Full cost control

Generally speaking, finance departments have very little visibility over the transport component of the cost to serve or the full cost of a product. However, they could acquire the real and detailed view of transport costs in their cost accounting. First of all, a TMS can provide delivery costs for each customer. It is a valuable tool to ensure that negotiated delivery terms do not absorb the margin. In addition, a TMS can provide an analytical view of the transport cost per product delivered or purchased, to calculate the full cost of the product. This is particularly the case for international purchasing, for which transport is a significant part of the total cost. A TMS therefore provides the means to compare the pricing proposals of suppliers from different countries on a full cost basis and to set its sales prices as accurately as possible. Finance and supply chain departments can work hand in hand on a detailed cost vision, without ever losing sight of margin analysis.

Stock visibility

Supply chains are becoming longer and more complex. Factors such as the internationalization of trade, multiplication of product references and players, and rapid product obsolescence have made it difficult to visualize stocks from end to end, in particular floating (or rolling!) stock. A TMS can provide this visibility through a tracking system that details the product quantities at each stage of transport. Once the stock has been correctly inventoried, the TMS also makes it possible to improve procurement and delivery lead time reliability. And so, at the factory or store, the lead time confidence acquired makes it possible to reduce safety inventory. And while the supply chain department works to optimize transport, the finance department can measure the impact it has had on reducing working capital requirements.
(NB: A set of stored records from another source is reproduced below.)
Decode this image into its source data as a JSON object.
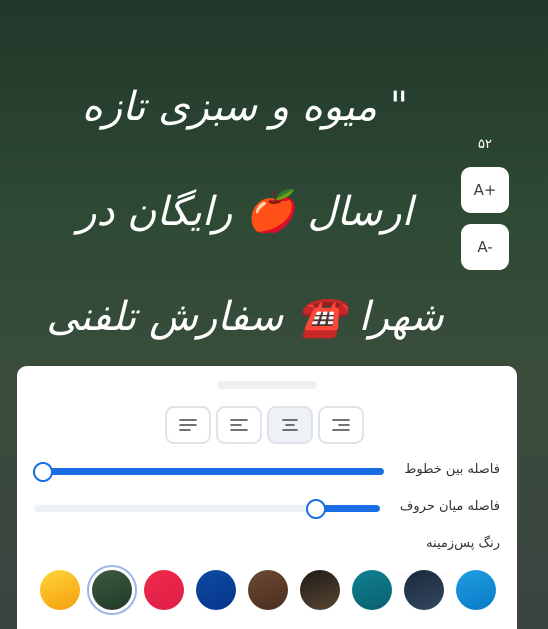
{
  "post": {
    "text": "\" میوه و سبزی تازه ارسال 🍎 رایگان در شهرا ☎️ سفارش تلفنی \""
  },
  "font_controls": {
    "size_value": "۵۲",
    "increase_label": "A+",
    "decrease_label": "A-"
  },
  "panel": {
    "alignment_options": [
      "align-left",
      "align-center-left",
      "align-center",
      "align-right"
    ],
    "selected_alignment": "align-center",
    "line_spacing_label": "فاصله بین خطوط",
    "line_spacing_value": 0.0,
    "letter_spacing_label": "فاصله میان حروف",
    "letter_spacing_value": 0.81,
    "background_color_label": "رنگ پس‌زمینه",
    "background_colors": [
      {
        "name": "yellow",
        "from": "#ffd43b",
        "to": "#f59f0b"
      },
      {
        "name": "dark-green",
        "from": "#3f5a3f",
        "to": "#1f3b29"
      },
      {
        "name": "red",
        "from": "#ee2a4a",
        "to": "#e01e46"
      },
      {
        "name": "navy",
        "from": "#0e4aa1",
        "to": "#06358c"
      },
      {
        "name": "brown",
        "from": "#6b4a33",
        "to": "#4a2e1e"
      },
      {
        "name": "dark-brown",
        "from": "#1e1a16",
        "to": "#5a4634"
      },
      {
        "name": "teal",
        "from": "#0f8192",
        "to": "#0a5f6e"
      },
      {
        "name": "dark-slate",
        "from": "#1a2a3c",
        "to": "#33475e"
      },
      {
        "name": "sky-blue",
        "from": "#1f9de0",
        "to": "#0a7ac8"
      }
    ],
    "selected_background": "dark-green",
    "accent_color": "#1a6ee3"
  }
}
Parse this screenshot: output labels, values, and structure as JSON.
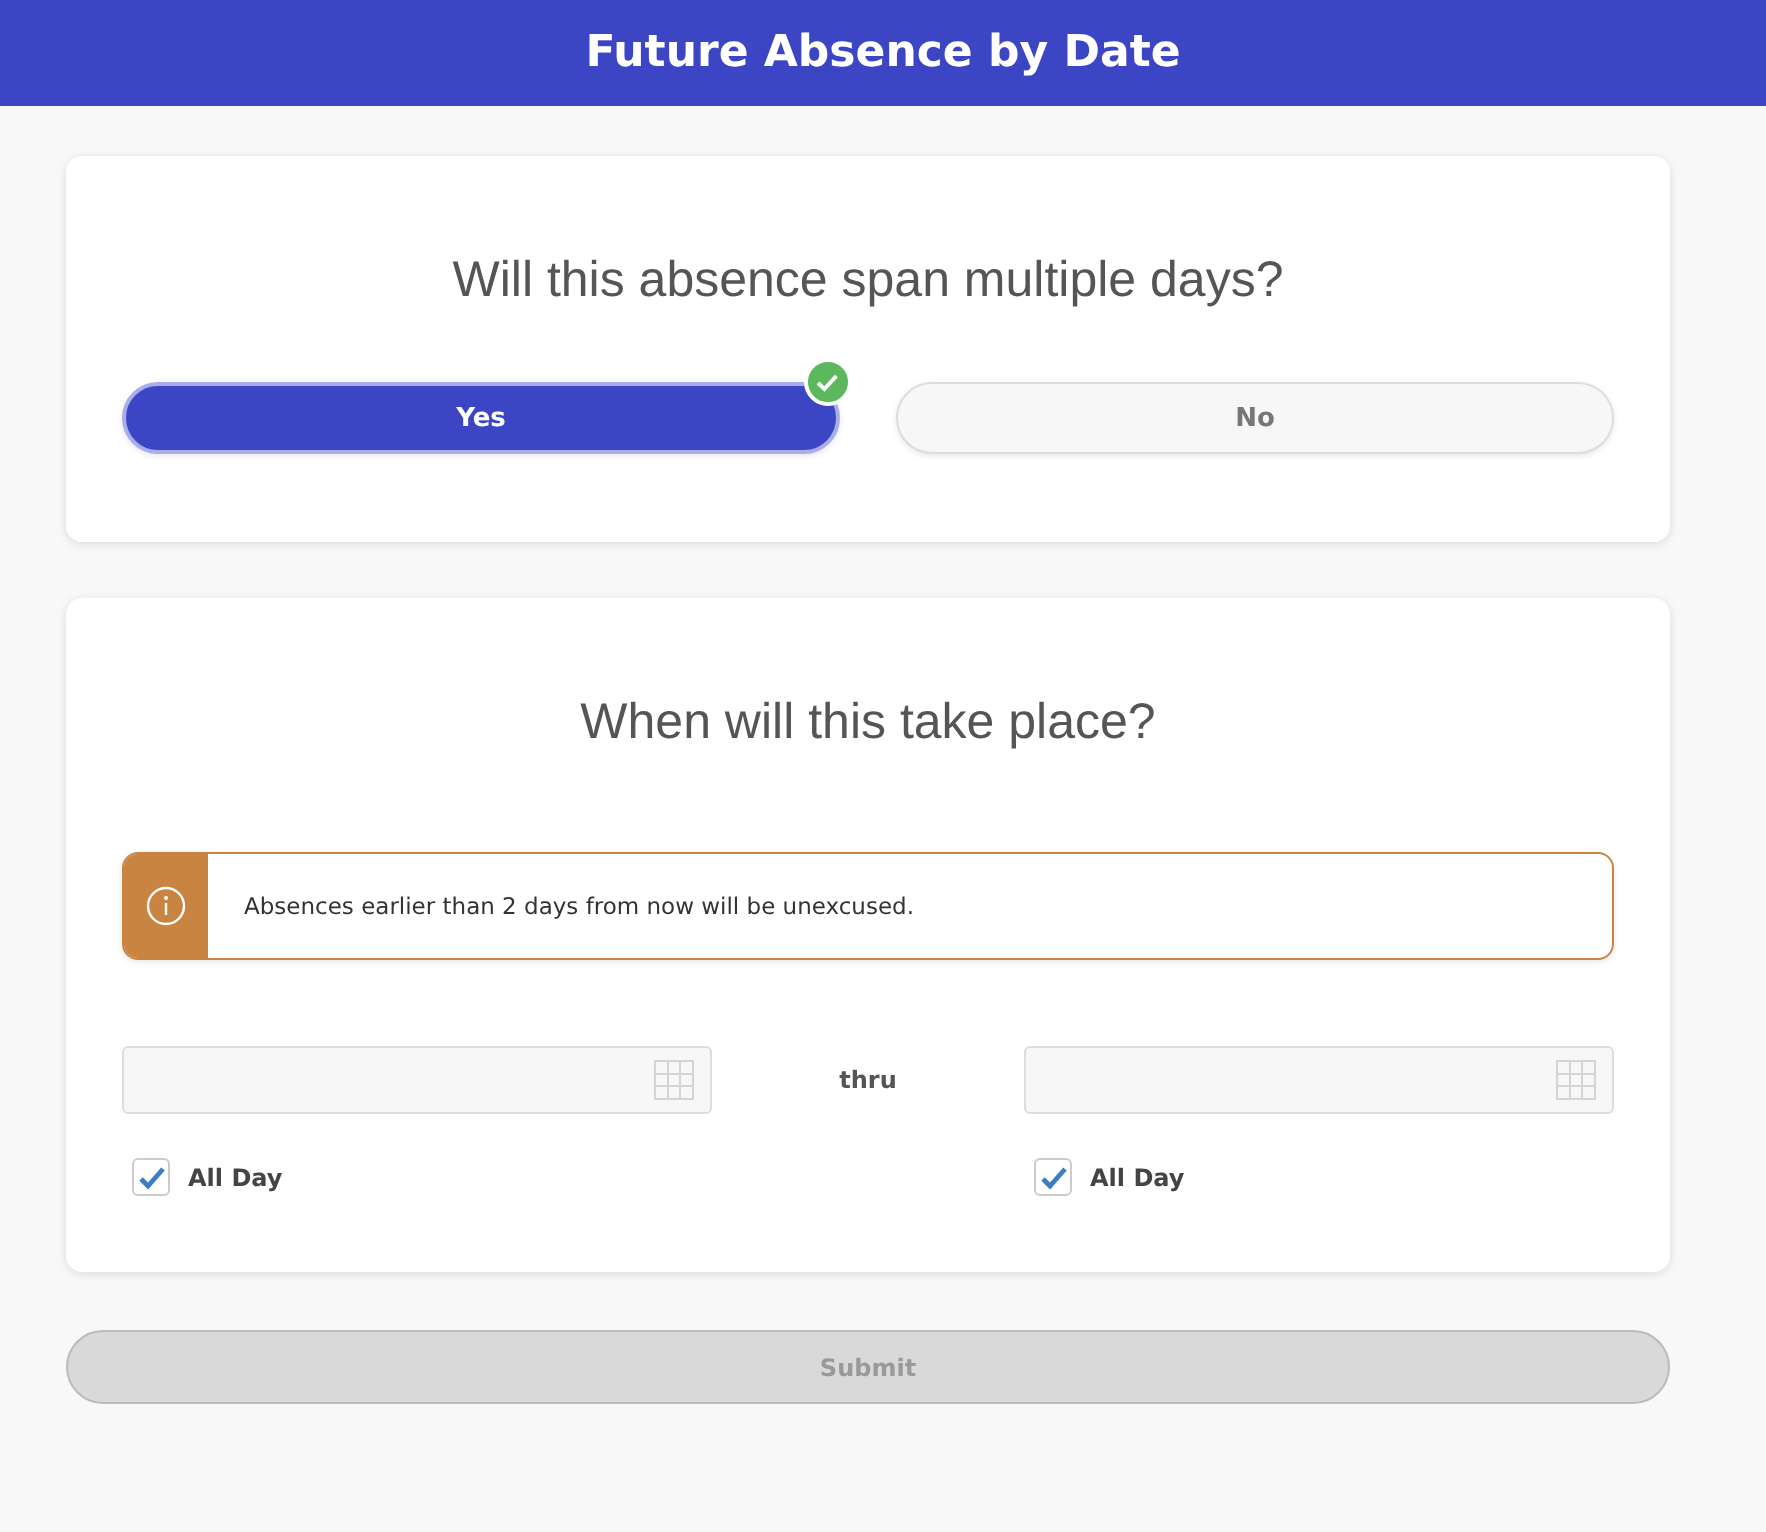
{
  "header": {
    "title": "Future Absence by Date"
  },
  "span_question": {
    "title": "Will this absence span multiple days?",
    "options": [
      {
        "label": "Yes",
        "selected": true
      },
      {
        "label": "No",
        "selected": false
      }
    ]
  },
  "when": {
    "title": "When will this take place?",
    "notice": {
      "text": "Absences earlier than 2 days from now will be unexcused."
    },
    "separator": "thru",
    "dates": [
      {
        "all_day": {
          "label": "All Day",
          "checked": true
        }
      },
      {
        "all_day": {
          "label": "All Day",
          "checked": true
        }
      }
    ]
  },
  "submit": {
    "label": "Submit",
    "disabled": true
  }
}
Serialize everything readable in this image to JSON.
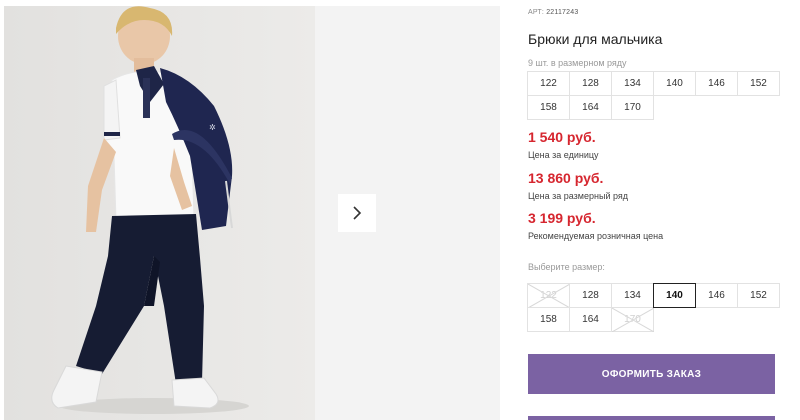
{
  "product": {
    "sku_label": "АРТ:",
    "sku_value": "22117243",
    "title": "Брюки для мальчика",
    "pack_label": "9 шт. в размерном ряду",
    "pack_sizes": [
      "122",
      "128",
      "134",
      "140",
      "146",
      "152",
      "158",
      "164",
      "170"
    ]
  },
  "prices": [
    {
      "value": "1 540 руб.",
      "note": "Цена за единицу"
    },
    {
      "value": "13 860 руб.",
      "note": "Цена за размерный ряд"
    },
    {
      "value": "3 199 руб.",
      "note": "Рекомендуемая розничная цена"
    }
  ],
  "size_select": {
    "label": "Выберите размер:",
    "options": [
      {
        "size": "122",
        "state": "unavailable"
      },
      {
        "size": "128",
        "state": "available"
      },
      {
        "size": "134",
        "state": "available"
      },
      {
        "size": "140",
        "state": "selected"
      },
      {
        "size": "146",
        "state": "available"
      },
      {
        "size": "152",
        "state": "available"
      },
      {
        "size": "158",
        "state": "available"
      },
      {
        "size": "164",
        "state": "available"
      },
      {
        "size": "170",
        "state": "unavailable"
      }
    ]
  },
  "actions": {
    "order_label": "ОФОРМИТЬ ЗАКАЗ"
  },
  "gallery": {
    "next_icon": "chevron-right-icon"
  },
  "colors": {
    "price_red": "#d6262f",
    "button_purple": "#7b62a3"
  }
}
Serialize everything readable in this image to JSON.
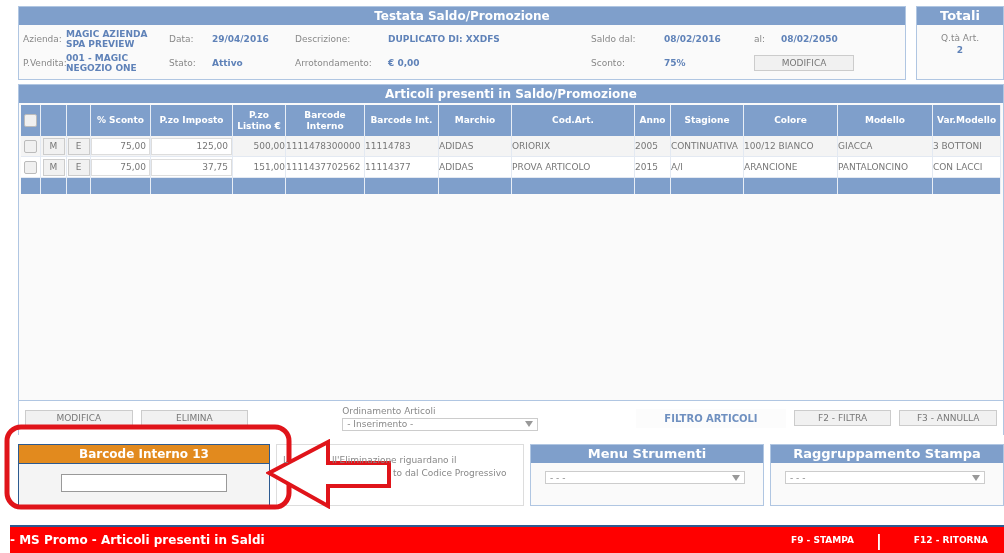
{
  "header": {
    "title": "Testata Saldo/Promozione",
    "fields": [
      {
        "label": "Azienda:",
        "value": "MAGIC AZIENDA SPA PREVIEW"
      },
      {
        "label": "Data:",
        "value": "29/04/2016"
      },
      {
        "label": "Descrizione:",
        "value": "DUPLICATO DI: XXDFS"
      },
      {
        "label": "Saldo dal:",
        "value": "08/02/2016"
      },
      {
        "label": "al:",
        "value": "08/02/2050"
      },
      {
        "label": "P.Vendita:",
        "value": "001 - MAGIC NEGOZIO ONE"
      },
      {
        "label": "Stato:",
        "value": "Attivo"
      },
      {
        "label": "Arrotondamento:",
        "value": "€ 0,00"
      },
      {
        "label": "Sconto:",
        "value": "75%"
      }
    ],
    "button": "MODIFICA"
  },
  "totals": {
    "title": "Totali",
    "label": "Q.tà Art.",
    "value": "2"
  },
  "articles": {
    "title": "Articoli presenti in Saldo/Promozione",
    "columns": [
      "% Sconto",
      "P.zo Imposto",
      "P.zo Listino €",
      "Barcode Interno",
      "Barcode Int.",
      "Marchio",
      "Cod.Art.",
      "Anno",
      "Stagione",
      "Colore",
      "Modello",
      "Var.Modello"
    ],
    "all_selected": false,
    "rows": [
      {
        "selected": false,
        "edit": "M",
        "delete": "E",
        "cells": [
          "75,00",
          "125,00",
          "500,00",
          "1111478300000",
          "11114783",
          "ADIDAS",
          "ORIORIX",
          "2005",
          "CONTINUATIVA",
          "100/12 BIANCO",
          "GIACCA",
          "3 BOTTONI"
        ]
      },
      {
        "selected": false,
        "edit": "M",
        "delete": "E",
        "cells": [
          "75,00",
          "37,75",
          "151,00",
          "1111437702562",
          "11114377",
          "ADIDAS",
          "PROVA ARTICOLO",
          "2015",
          "A/I",
          "ARANCIONE",
          "PANTALONCINO",
          "CON LACCI"
        ]
      }
    ]
  },
  "actions": {
    "buttons": [
      "MODIFICA",
      "ELIMINA"
    ],
    "sort_label": "Ordinamento Articoli",
    "sort_value": "- Inserimento -",
    "filter_title": "FILTRO ARTICOLI",
    "filter_buttons": [
      "F2 - FILTRA",
      "F3 - ANNULLA"
    ]
  },
  "barcode": {
    "title": "Barcode Interno 13"
  },
  "info": {
    "lead": "L",
    "line1": "ll'Eliminazione riguardano il",
    "line2": "to dal Codice Progressivo"
  },
  "menu_strumenti": {
    "title": "Menu Strumenti",
    "value": "- - -"
  },
  "raggruppamento": {
    "title": "Raggruppamento Stampa",
    "value": "- - -"
  },
  "footer": {
    "title": "- MS Promo - Articoli presenti in Saldi",
    "keys": [
      "F9 - STAMPA",
      "F12 - RITORNA"
    ],
    "separator": "|"
  }
}
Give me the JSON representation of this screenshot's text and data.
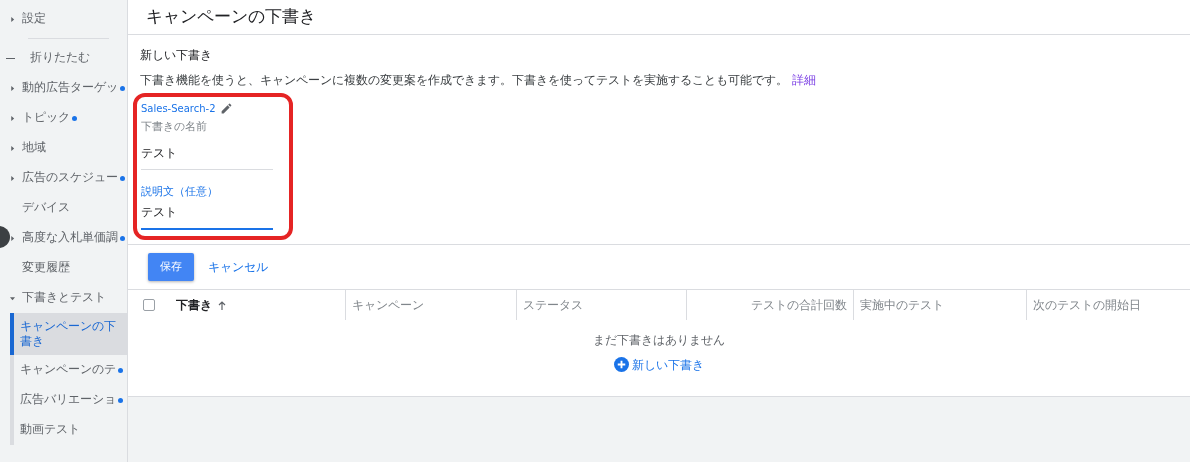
{
  "sidebar": {
    "items": [
      {
        "kind": "group",
        "label": "設定",
        "expanded": false,
        "changed": false
      },
      {
        "kind": "divider"
      },
      {
        "kind": "collapse",
        "label": "折りたたむ"
      },
      {
        "kind": "group",
        "label": "動的広告ターゲッ",
        "expanded": false,
        "changed": true
      },
      {
        "kind": "group",
        "label": "トピック",
        "expanded": false,
        "changed": true
      },
      {
        "kind": "group",
        "label": "地域",
        "expanded": false,
        "changed": false
      },
      {
        "kind": "group",
        "label": "広告のスケジュー",
        "expanded": false,
        "changed": true
      },
      {
        "kind": "link",
        "label": "デバイス",
        "changed": false
      },
      {
        "kind": "group",
        "label": "高度な入札単価調",
        "expanded": false,
        "changed": true
      },
      {
        "kind": "link",
        "label": "変更履歴",
        "changed": false
      },
      {
        "kind": "group",
        "label": "下書きとテスト",
        "expanded": true,
        "changed": false,
        "children": [
          {
            "label": "キャンペーンの下書き",
            "selected": true,
            "changed": false
          },
          {
            "label": "キャンペーンのテ",
            "selected": false,
            "changed": true
          },
          {
            "label": "広告バリエーショ",
            "selected": false,
            "changed": true
          },
          {
            "label": "動画テスト",
            "selected": false,
            "changed": false
          }
        ]
      }
    ]
  },
  "page_title": "キャンペーンの下書き",
  "form": {
    "heading": "新しい下書き",
    "description": "下書き機能を使うと、キャンペーンに複数の変更案を作成できます。下書きを使ってテストを実施することも可能です。",
    "details_link": "詳細",
    "draft_name": "Sales-Search-2",
    "fields": [
      {
        "label": "下書きの名前",
        "value": "テスト",
        "focused": false
      },
      {
        "label": "説明文（任意）",
        "value": "テスト",
        "focused": true
      }
    ],
    "highlighted": true
  },
  "buttons": {
    "save": "保存",
    "cancel": "キャンセル"
  },
  "table": {
    "select_all": false,
    "columns": [
      {
        "label": "下書き",
        "sorted": true
      },
      {
        "label": "キャンペーン",
        "sorted": false
      },
      {
        "label": "ステータス",
        "sorted": false
      },
      {
        "label": "テストの合計回数",
        "sorted": false
      },
      {
        "label": "実施中のテスト",
        "sorted": false
      },
      {
        "label": "次のテストの開始日",
        "sorted": false
      }
    ],
    "empty_message": "まだ下書きはありません",
    "new_draft": "新しい下書き"
  }
}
Invoice control management

A third improvement lever for finance departments is the automation of transport invoice control. Finance departments have a hard time controlling these invoices in detail, as they include many adjustments (diesel, BAF, CAF, penalties for late payment, etc.). With a TMS, invoice control is simply automated and made more reliable, with pre-invoicing controlled directly by carriers. It is now possible to take this management further: digitized invoices, automated control of service details and direct entries into the accounting system. And the benefits are there: lowered costs and increased productivity!

A TMS also makes it possible to carry out simulations, making budgetary work easier and more reliable. Finance departments are thus more efficient in setting up a reliable budget and checking transport invoices.